“… results show how crucial other people are in defining acceptable boundaries for our own behavior, including cheating. As long as we see other members of our own social groups behaving in ways that are outside the acceptable range, it’s likely that we too will recalibrate our own internal moral compass and adopt their behavior…” (pages 206-207).
Leadership isn’t how much money you make; it’s your opportunity to make a difference.
Back to the Global Macro Grind…
The Russell 2000 clocked another all-time closing high yesterday of 1054 (+24.1% YTD) as mostly every growth stock that beats toned down expectations rips to new YTD highs. Slow growth investor T-Bonds were down (again). This remains a growth investor’s market.
Growth, growth, growth – if you can find it, buy it – that’s not just a progressive message that stands in stark contrast to the fear-mongering one that is getting pummeled (VIX -29% YTD), it’s a good way to live your life. In order to grow, you need to embrace change.

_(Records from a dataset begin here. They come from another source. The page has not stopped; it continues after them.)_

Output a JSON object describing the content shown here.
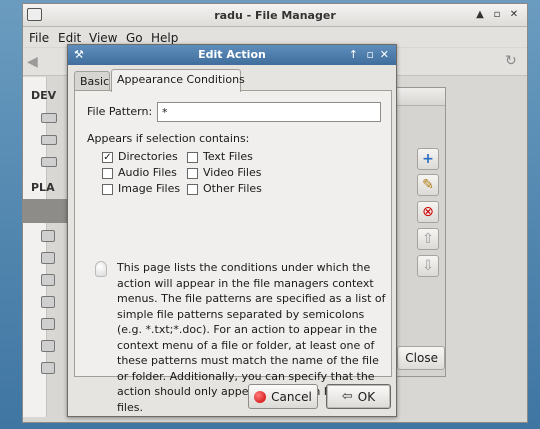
{
  "file_manager": {
    "title": "radu - File Manager",
    "menu": [
      {
        "label": "File"
      },
      {
        "label": "Edit"
      },
      {
        "label": "View"
      },
      {
        "label": "Go"
      },
      {
        "label": "Help"
      }
    ],
    "sidebar": {
      "devices_label": "DEV",
      "places_label": "PLA"
    }
  },
  "actions_window": {
    "close_label": "Close"
  },
  "dialog": {
    "title": "Edit Action",
    "tabs": [
      {
        "label": "Basic"
      },
      {
        "label": "Appearance Conditions"
      }
    ],
    "file_pattern": {
      "label": "File Pattern:",
      "value": "*"
    },
    "appears_label": "Appears if selection contains:",
    "checkboxes": [
      {
        "label": "Directories",
        "checked": true
      },
      {
        "label": "Text Files",
        "checked": false
      },
      {
        "label": "Audio Files",
        "checked": false
      },
      {
        "label": "Video Files",
        "checked": false
      },
      {
        "label": "Image Files",
        "checked": false
      },
      {
        "label": "Other Files",
        "checked": false
      }
    ],
    "help_text": "This page lists the conditions under which the action will appear in the file managers context menus. The file patterns are specified as a list of simple file patterns separated by semicolons (e.g. *.txt;*.doc). For an action to appear in the context menu of a file or folder, at least one of these patterns must match the name of the file or folder. Additionally, you can specify that the action should only appear for certain kinds of files.",
    "cancel_label": "Cancel",
    "ok_label": "OK"
  }
}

What’s interesting about being long growth is that not all “growth” investors have actually agreed with it, yet. That said, it’s important to remember that we’re all storytellers – and the market doesn’t care about our own individual versions of the story.

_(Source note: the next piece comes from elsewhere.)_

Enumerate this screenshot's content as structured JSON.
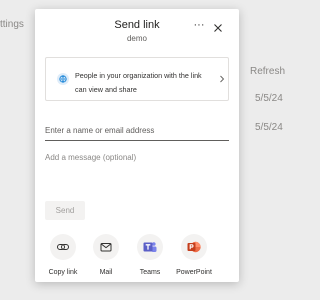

Here’s the non-fictional account of what we call growth “Style Factors” for 2013 YTD:
- Top 25% EPS Growth Stocks (SP500) = +23.8% YTD
- Low Dividend Yield (growth) Stocks = +26.4% YTD
- High Short Interest Stocks = +22.6% YTD
In other words, if you are long high-beta stocks that A) look “expensive” B) have high short interest and C) deliver better than “expected” growth results – boom! Non-cheater alpha is yours to keep.
Not only are non-obvious growth Style Factors beating the SP500’s YTD return of +18.5%, so is growth as a sector-style within the SP500:
- Consumer Discretionary Sector ETF (XLY) = +25.1% YTD
- Utilities Sector ETF (XLU) = +12.3% YTD
That’s a massive (and widening) performance spread that looks a lot like being long US Stocks vs US Treasury Bonds.
And there’s more alpha where that came from. Whether it was Visa (V), Facebook (FB), or long-time Hedgeye favorite Starbucks (SBUX) this week, Mr. Market is telling you that you don’t need to cheat to win in this business. You need to pay up for the growth that you can find.
While this doesn’t always make sense to people until they make the amount of mistakes I have, the other side of being long this growth rip is shorting “value” stocks that look “cheap” (if you use the wrong numbers).
So all in, what we have here is an opportunity to separate the pretenders from the pros. This is the new old school - roll up your sleeves and do your own work. No need for insider information. Just have the confidence and humility to let Mr. Market tell you all you need to know.
Math is our edge. It’s black and white. The opportunity to capitalize on leadership principles and a repeatable process has never been so bright.
Our immediate-term Risk Ranges are now:
10yr Yield 2.47-2.65%
Best of luck out there today and enjoy your weekend,
Keith R. McCullough
Chief Executive Officer
Daily Trading Ranges
20 Proprietary Risk Ranges
Daily Trading Ranges is designed to help you understand where you’re buying and selling within the risk range and help you make better sales at the top end of the range and purchases at the low end.